■ WHAT YOU SHOULD DO
Every entry needs to be written out again exactly.

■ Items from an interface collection
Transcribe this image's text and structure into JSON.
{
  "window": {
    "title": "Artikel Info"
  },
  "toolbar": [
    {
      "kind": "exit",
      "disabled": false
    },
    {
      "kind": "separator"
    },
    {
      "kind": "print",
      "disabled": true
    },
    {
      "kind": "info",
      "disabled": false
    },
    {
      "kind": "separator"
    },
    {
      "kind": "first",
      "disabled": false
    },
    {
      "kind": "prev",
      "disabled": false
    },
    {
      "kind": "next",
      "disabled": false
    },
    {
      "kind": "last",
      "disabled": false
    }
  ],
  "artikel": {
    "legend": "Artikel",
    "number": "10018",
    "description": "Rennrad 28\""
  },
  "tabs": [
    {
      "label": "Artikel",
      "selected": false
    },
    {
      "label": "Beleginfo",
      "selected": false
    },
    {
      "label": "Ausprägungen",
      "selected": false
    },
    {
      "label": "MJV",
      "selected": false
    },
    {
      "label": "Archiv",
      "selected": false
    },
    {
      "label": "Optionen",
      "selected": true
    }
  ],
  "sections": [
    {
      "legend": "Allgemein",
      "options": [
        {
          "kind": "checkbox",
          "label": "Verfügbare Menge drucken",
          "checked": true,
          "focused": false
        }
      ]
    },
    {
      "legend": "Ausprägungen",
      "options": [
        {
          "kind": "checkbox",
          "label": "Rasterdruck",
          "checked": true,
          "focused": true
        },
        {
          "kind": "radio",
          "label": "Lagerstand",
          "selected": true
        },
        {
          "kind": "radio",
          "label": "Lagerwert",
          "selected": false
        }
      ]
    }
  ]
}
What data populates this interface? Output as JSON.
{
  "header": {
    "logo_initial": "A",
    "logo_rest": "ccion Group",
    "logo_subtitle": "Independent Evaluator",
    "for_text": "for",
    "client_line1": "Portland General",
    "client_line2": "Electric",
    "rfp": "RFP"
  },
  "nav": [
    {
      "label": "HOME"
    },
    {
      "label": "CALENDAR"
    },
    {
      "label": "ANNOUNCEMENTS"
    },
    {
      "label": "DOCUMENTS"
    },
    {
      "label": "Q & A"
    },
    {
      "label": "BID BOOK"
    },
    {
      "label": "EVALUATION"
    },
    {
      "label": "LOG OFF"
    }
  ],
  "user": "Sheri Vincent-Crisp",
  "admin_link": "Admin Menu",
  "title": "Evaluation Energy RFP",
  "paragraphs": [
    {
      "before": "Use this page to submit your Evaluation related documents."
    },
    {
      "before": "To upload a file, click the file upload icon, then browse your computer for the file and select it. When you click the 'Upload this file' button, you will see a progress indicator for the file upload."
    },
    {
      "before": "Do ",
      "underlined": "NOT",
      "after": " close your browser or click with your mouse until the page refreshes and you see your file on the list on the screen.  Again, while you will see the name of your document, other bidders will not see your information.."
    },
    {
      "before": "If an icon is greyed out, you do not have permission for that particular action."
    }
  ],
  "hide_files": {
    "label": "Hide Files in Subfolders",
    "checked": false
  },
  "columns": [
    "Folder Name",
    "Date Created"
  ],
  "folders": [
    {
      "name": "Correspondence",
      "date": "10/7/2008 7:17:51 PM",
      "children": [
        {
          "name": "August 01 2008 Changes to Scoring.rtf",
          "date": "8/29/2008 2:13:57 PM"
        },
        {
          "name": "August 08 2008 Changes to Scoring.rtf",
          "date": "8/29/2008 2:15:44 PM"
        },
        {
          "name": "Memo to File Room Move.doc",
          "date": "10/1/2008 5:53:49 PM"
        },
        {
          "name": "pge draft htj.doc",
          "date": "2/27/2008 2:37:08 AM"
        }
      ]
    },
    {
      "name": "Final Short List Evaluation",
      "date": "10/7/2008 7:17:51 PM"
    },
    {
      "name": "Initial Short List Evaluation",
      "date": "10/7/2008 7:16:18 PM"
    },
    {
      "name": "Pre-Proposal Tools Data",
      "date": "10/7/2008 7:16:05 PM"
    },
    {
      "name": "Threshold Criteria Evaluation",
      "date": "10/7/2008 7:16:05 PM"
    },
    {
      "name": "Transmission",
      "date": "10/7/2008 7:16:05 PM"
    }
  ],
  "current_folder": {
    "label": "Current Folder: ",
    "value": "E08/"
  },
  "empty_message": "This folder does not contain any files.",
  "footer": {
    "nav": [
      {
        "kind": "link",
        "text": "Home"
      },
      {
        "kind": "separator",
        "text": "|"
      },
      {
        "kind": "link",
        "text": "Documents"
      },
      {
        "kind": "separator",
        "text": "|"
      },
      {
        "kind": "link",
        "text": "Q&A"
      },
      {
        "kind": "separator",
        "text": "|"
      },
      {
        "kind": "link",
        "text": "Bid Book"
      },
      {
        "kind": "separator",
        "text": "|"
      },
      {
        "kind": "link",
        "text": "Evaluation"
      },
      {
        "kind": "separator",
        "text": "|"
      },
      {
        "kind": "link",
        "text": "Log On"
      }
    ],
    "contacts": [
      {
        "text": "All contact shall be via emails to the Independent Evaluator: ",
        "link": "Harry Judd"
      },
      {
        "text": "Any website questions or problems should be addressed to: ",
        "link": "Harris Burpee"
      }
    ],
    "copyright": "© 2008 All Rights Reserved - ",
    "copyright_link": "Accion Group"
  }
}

■ OUTPUT OF THE TASK
Transcribe this image's text and structure into JSON.
{
  "window": {
    "title": "Artikel Info"
  },
  "toolbar": [
    {
      "kind": "exit",
      "disabled": false
    },
    {
      "kind": "separator"
    },
    {
      "kind": "print",
      "disabled": true
    },
    {
      "kind": "info",
      "disabled": false
    },
    {
      "kind": "separator"
    },
    {
      "kind": "first",
      "disabled": false
    },
    {
      "kind": "prev",
      "disabled": false
    },
    {
      "kind": "next",
      "disabled": false
    },
    {
      "kind": "last",
      "disabled": false
    }
  ],
  "artikel": {
    "legend": "Artikel",
    "number": "10018",
    "description": "Rennrad 28\""
  },
  "tabs": [
    {
      "label": "Artikel",
      "selected": false
    },
    {
      "label": "Beleginfo",
      "selected": false
    },
    {
      "label": "Ausprägungen",
      "selected": false
    },
    {
      "label": "MJV",
      "selected": false
    },
    {
      "label": "Archiv",
      "selected": false
    },
    {
      "label": "Optionen",
      "selected": true
    }
  ],
  "sections": [
    {
      "legend": "Allgemein",
      "options": [
        {
          "kind": "checkbox",
          "label": "Verfügbare Menge drucken",
          "checked": true,
          "focused": false
        }
      ]
    },
    {
      "legend": "Ausprägungen",
      "options": [
        {
          "kind": "checkbox",
          "label": "Rasterdruck",
          "checked": true,
          "focused": true
        },
        {
          "kind": "radio",
          "label": "Lagerstand",
          "selected": true
        },
        {
          "kind": "radio",
          "label": "Lagerwert",
          "selected": false
        }
      ]
    }
  ]
}
What data populates this interface? Output as JSON.
{
  "header": {
    "logo_initial": "A",
    "logo_rest": "ccion Group",
    "logo_subtitle": "Independent Evaluator",
    "for_text": "for",
    "client_line1": "Portland General",
    "client_line2": "Electric",
    "rfp": "RFP"
  },
  "nav": [
    {
      "label": "HOME"
    },
    {
      "label": "CALENDAR"
    },
    {
      "label": "ANNOUNCEMENTS"
    },
    {
      "label": "DOCUMENTS"
    },
    {
      "label": "Q & A"
    },
    {
      "label": "BID BOOK"
    },
    {
      "label": "EVALUATION"
    },
    {
      "label": "LOG OFF"
    }
  ],
  "user": "Sheri Vincent-Crisp",
  "admin_link": "Admin Menu",
  "title": "Evaluation Energy RFP",
  "paragraphs": [
    {
      "before": "Use this page to submit your Evaluation related documents."
    },
    {
      "before": "To upload a file, click the file upload icon, then browse your computer for the file and select it. When you click the 'Upload this file' button, you will see a progress indicator for the file upload."
    },
    {
      "before": "Do ",
      "underlined": "NOT",
      "after": " close your browser or click with your mouse until the page refreshes and you see your file on the list on the screen.  Again, while you will see the name of your document, other bidders will not see your information.."
    },
    {
      "before": "If an icon is greyed out, you do not have permission for that particular action."
    }
  ],
  "hide_files": {
    "label": "Hide Files in Subfolders",
    "checked": false
  },
  "columns": [
    "Folder Name",
    "Date Created"
  ],
  "folders": [
    {
      "name": "Correspondence",
      "date": "10/7/2008 7:17:51 PM",
      "children": [
        {
          "name": "August 01 2008 Changes to Scoring.rtf",
          "date": "8/29/2008 2:13:57 PM"
        },
        {
          "name": "August 08 2008 Changes to Scoring.rtf",
          "date": "8/29/2008 2:15:44 PM"
        },
        {
          "name": "Memo to File Room Move.doc",
          "date": "10/1/2008 5:53:49 PM"
        },
        {
          "name": "pge draft htj.doc",
          "date": "2/27/2008 2:37:08 AM"
        }
      ]
    },
    {
      "name": "Final Short List Evaluation",
      "date": "10/7/2008 7:17:51 PM"
    },
    {
      "name": "Initial Short List Evaluation",
      "date": "10/7/2008 7:16:18 PM"
    },
    {
      "name": "Pre-Proposal Tools Data",
      "date": "10/7/2008 7:16:05 PM"
    },
    {
      "name": "Threshold Criteria Evaluation",
      "date": "10/7/2008 7:16:05 PM"
    },
    {
      "name": "Transmission",
      "date": "10/7/2008 7:16:05 PM"
    }
  ],
  "current_folder": {
    "label": "Current Folder: ",
    "value": "E08/"
  },
  "empty_message": "This folder does not contain any files.",
  "footer": {
    "nav": [
      {
        "kind": "link",
        "text": "Home"
      },
      {
        "kind": "separator",
        "text": "|"
      },
      {
        "kind": "link",
        "text": "Documents"
      },
      {
        "kind": "separator",
        "text": "|"
      },
      {
        "kind": "link",
        "text": "Q&A"
      },
      {
        "kind": "separator",
        "text": "|"
      },
      {
        "kind": "link",
        "text": "Bid Book"
      },
      {
        "kind": "separator",
        "text": "|"
      },
      {
        "kind": "link",
        "text": "Evaluation"
      },
      {
        "kind": "separator",
        "text": "|"
      },
      {
        "kind": "link",
        "text": "Log On"
      }
    ],
    "contacts": [
      {
        "text": "All contact shall be via emails to the Independent Evaluator: ",
        "link": "Harry Judd"
      },
      {
        "text": "Any website questions or problems should be addressed to: ",
        "link": "Harris Burpee"
      }
    ],
    "copyright": "© 2008 All Rights Reserved - ",
    "copyright_link": "Accion Group"
  }
}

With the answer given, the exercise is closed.